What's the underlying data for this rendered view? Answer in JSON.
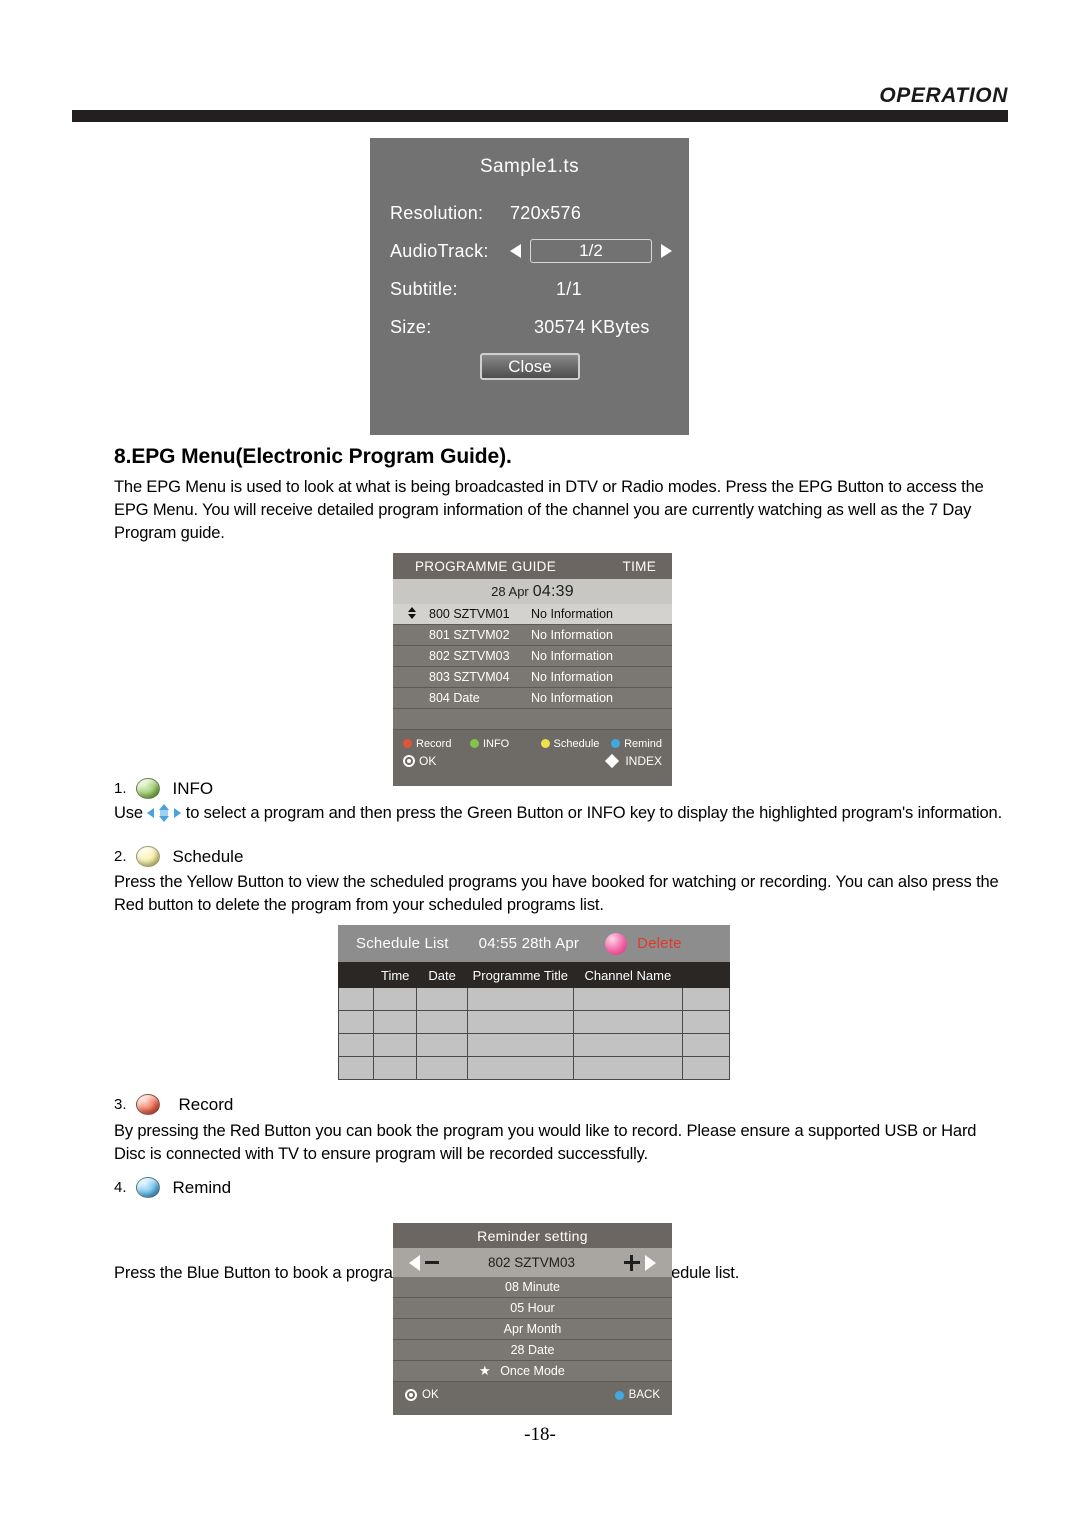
{
  "header": {
    "title": "OPERATION"
  },
  "media_info": {
    "filename": "Sample1.ts",
    "rows": [
      {
        "label": "Resolution:",
        "value": "720x576"
      },
      {
        "label": "AudioTrack:",
        "value": "1/2"
      },
      {
        "label": "Subtitle:",
        "value": "1/1"
      },
      {
        "label": "Size:",
        "value": "30574 KBytes"
      }
    ],
    "close_label": "Close"
  },
  "section": {
    "title": "8.EPG Menu(Electronic Program Guide).",
    "intro": "The EPG Menu is used to look at what is being broadcasted in DTV or Radio modes. Press the EPG Button to access the EPG Menu. You will receive detailed program information of the channel you are currently watching as well as the 7 Day Program guide."
  },
  "items": [
    {
      "num": "1.",
      "color": "green",
      "label": "INFO",
      "body_before": "Use",
      "body_after": "to select a program and then press the Green Button or INFO key to display the highlighted program's information."
    },
    {
      "num": "2.",
      "color": "yellow",
      "label": "Schedule",
      "body": "Press the Yellow Button to view the scheduled programs you have booked for watching or recording. You can also press the Red button to delete the program from your scheduled programs list."
    },
    {
      "num": "3.",
      "color": "red",
      "label": "Record",
      "body": "By pressing the Red Button you can book the program you would like to record. Please ensure a supported USB or Hard Disc is connected with TV to ensure program will be recorded successfully."
    },
    {
      "num": "4.",
      "color": "blue",
      "label": "Remind",
      "body": "Press the Blue Button to book a program for future viewing and add to the schedule list."
    }
  ],
  "epg": {
    "title": "PROGRAMME GUIDE",
    "time_label": "TIME",
    "date_day": "28 Apr",
    "date_time": "04:39",
    "rows": [
      {
        "channel": "800 SZTVM01",
        "info": "No Information",
        "selected": true
      },
      {
        "channel": "801 SZTVM02",
        "info": "No Information",
        "selected": false
      },
      {
        "channel": "802 SZTVM03",
        "info": "No Information",
        "selected": false
      },
      {
        "channel": "803 SZTVM04",
        "info": "No Information",
        "selected": false
      },
      {
        "channel": "804 Date",
        "info": "No Information",
        "selected": false
      }
    ],
    "footer": {
      "record": "Record",
      "info": "INFO",
      "schedule": "Schedule",
      "remind": "Remind",
      "ok": "OK",
      "index": "INDEX"
    },
    "colors": {
      "record": "#e2533c",
      "info": "#86c24a",
      "schedule": "#efe14d",
      "remind": "#3fa9e0"
    }
  },
  "schedule": {
    "title": "Schedule List",
    "time": "04:55 28th Apr",
    "delete_label": "Delete",
    "delete_color": "#e2392c",
    "columns": [
      "",
      "Time",
      "Date",
      "Programme Title",
      "Channel Name",
      ""
    ],
    "rows": [
      [
        "",
        "",
        "",
        "",
        "",
        ""
      ],
      [
        "",
        "",
        "",
        "",
        "",
        ""
      ],
      [
        "",
        "",
        "",
        "",
        "",
        ""
      ],
      [
        "",
        "",
        "",
        "",
        "",
        ""
      ]
    ]
  },
  "reminder": {
    "title": "Reminder setting",
    "channel": "802 SZTVM03",
    "rows": [
      {
        "text": "08 Minute",
        "star": false
      },
      {
        "text": "05 Hour",
        "star": false
      },
      {
        "text": "Apr Month",
        "star": false
      },
      {
        "text": "28 Date",
        "star": false
      },
      {
        "text": "Once Mode",
        "star": true
      }
    ],
    "footer": {
      "ok": "OK",
      "back": "BACK"
    }
  },
  "page_number": "-18-"
}
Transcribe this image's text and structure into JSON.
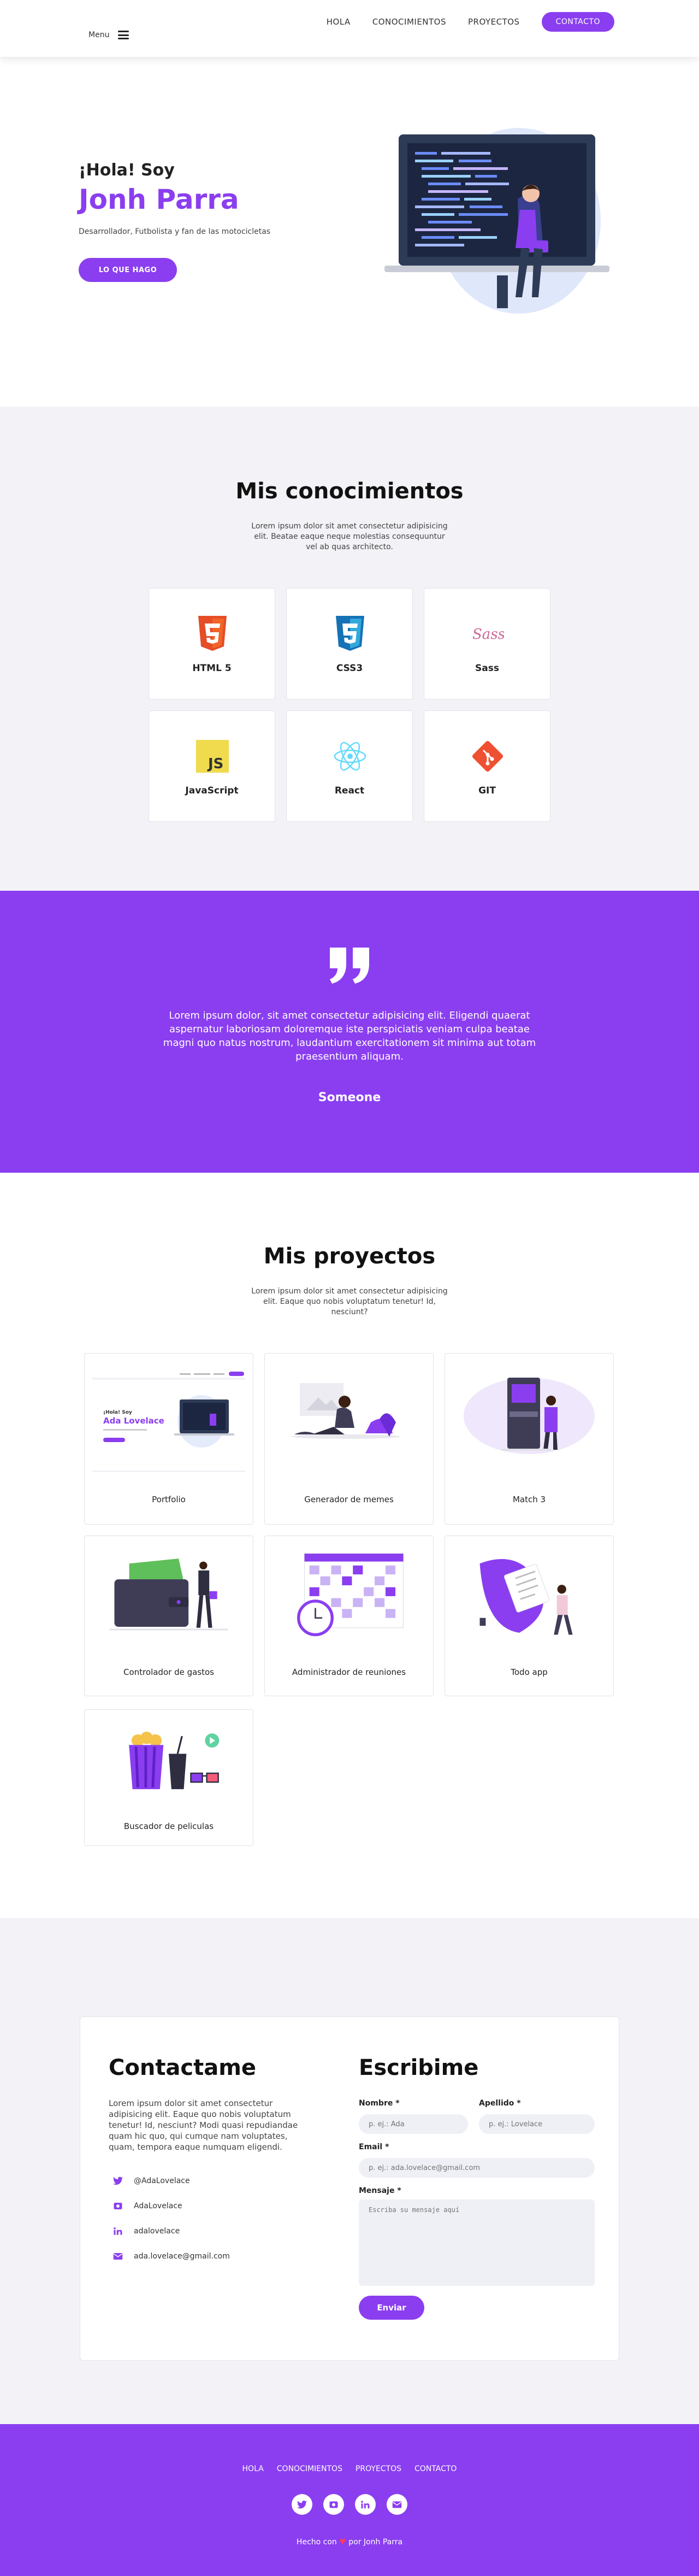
{
  "nav": {
    "links": [
      "HOLA",
      "CONOCIMIENTOS",
      "PROYECTOS"
    ],
    "cta": "CONTACTO",
    "menu_label": "Menu"
  },
  "hero": {
    "greeting": "¡Hola! Soy",
    "name": "Jonh Parra",
    "description": "Desarrollador, Futbolista y fan de las motocicletas",
    "button": "LO QUE HAGO"
  },
  "skills": {
    "title": "Mis conocimientos",
    "subtitle": "Lorem ipsum dolor sit amet consectetur adipisicing elit. Beatae eaque neque molestias consequuntur vel ab quas architecto.",
    "items": [
      {
        "name": "HTML 5",
        "icon": "html5-icon",
        "color": "#e44d26"
      },
      {
        "name": "CSS3",
        "icon": "css3-icon",
        "color": "#1572b6"
      },
      {
        "name": "Sass",
        "icon": "sass-icon",
        "color": "#cd6799"
      },
      {
        "name": "JavaScript",
        "icon": "javascript-icon",
        "color": "#f0db4f"
      },
      {
        "name": "React",
        "icon": "react-icon",
        "color": "#61dafb"
      },
      {
        "name": "GIT",
        "icon": "git-icon",
        "color": "#f05032"
      }
    ]
  },
  "quote": {
    "text": "Lorem ipsum dolor, sit amet consectetur adipisicing elit. Eligendi quaerat aspernatur laboriosam doloremque iste perspiciatis veniam culpa beatae magni quo natus nostrum, laudantium exercitationem sit minima aut totam praesentium aliquam.",
    "author": "Someone"
  },
  "projects": {
    "title": "Mis proyectos",
    "subtitle": "Lorem ipsum dolor sit amet consectetur adipisicing elit. Eaque quo nobis voluptatum tenetur! Id, nesciunt?",
    "items": [
      {
        "name": "Portfolio"
      },
      {
        "name": "Generador de memes"
      },
      {
        "name": "Match 3"
      },
      {
        "name": "Controlador de gastos"
      },
      {
        "name": "Administrador de reuniones"
      },
      {
        "name": "Todo app"
      },
      {
        "name": "Buscador de peliculas"
      }
    ],
    "portfolio_preview": {
      "greet": "¡Hola! Soy",
      "name": "Ada Lovelace"
    }
  },
  "contact": {
    "title": "Contactame",
    "text": "Lorem ipsum dolor sit amet consectetur adipisicing elit. Eaque quo nobis voluptatum tenetur! Id, nesciunt? Modi quasi repudiandae quam hic quo, qui cumque nam voluptates, quam, tempora eaque numquam eligendi.",
    "items": [
      {
        "icon": "twitter-icon",
        "value": "@AdaLovelace"
      },
      {
        "icon": "github-icon",
        "value": "AdaLovelace"
      },
      {
        "icon": "linkedin-icon",
        "value": "adalovelace"
      },
      {
        "icon": "mail-icon",
        "value": "ada.lovelace@gmail.com"
      }
    ]
  },
  "form": {
    "title": "Escribime",
    "nombre_label": "Nombre *",
    "nombre_placeholder": "p. ej.: Ada",
    "apellido_label": "Apellido *",
    "apellido_placeholder": "p. ej.: Lovelace",
    "email_label": "Email *",
    "email_placeholder": "p. ej.: ada.lovelace@gmail.com",
    "mensaje_label": "Mensaje *",
    "mensaje_placeholder": "Escriba su mensaje aquí",
    "submit": "Enviar"
  },
  "footer": {
    "links": [
      "HOLA",
      "CONOCIMIENTOS",
      "PROYECTOS",
      "CONTACTO"
    ],
    "made_prefix": "Hecho con",
    "made_suffix": "por Jonh Parra",
    "socials": [
      "twitter-icon",
      "github-icon",
      "linkedin-icon",
      "mail-icon"
    ]
  },
  "colors": {
    "accent": "#8a3ef0",
    "section_bg": "#f3f3f7"
  }
}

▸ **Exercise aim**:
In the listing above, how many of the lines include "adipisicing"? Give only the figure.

▸ **Solution to the problem**:
4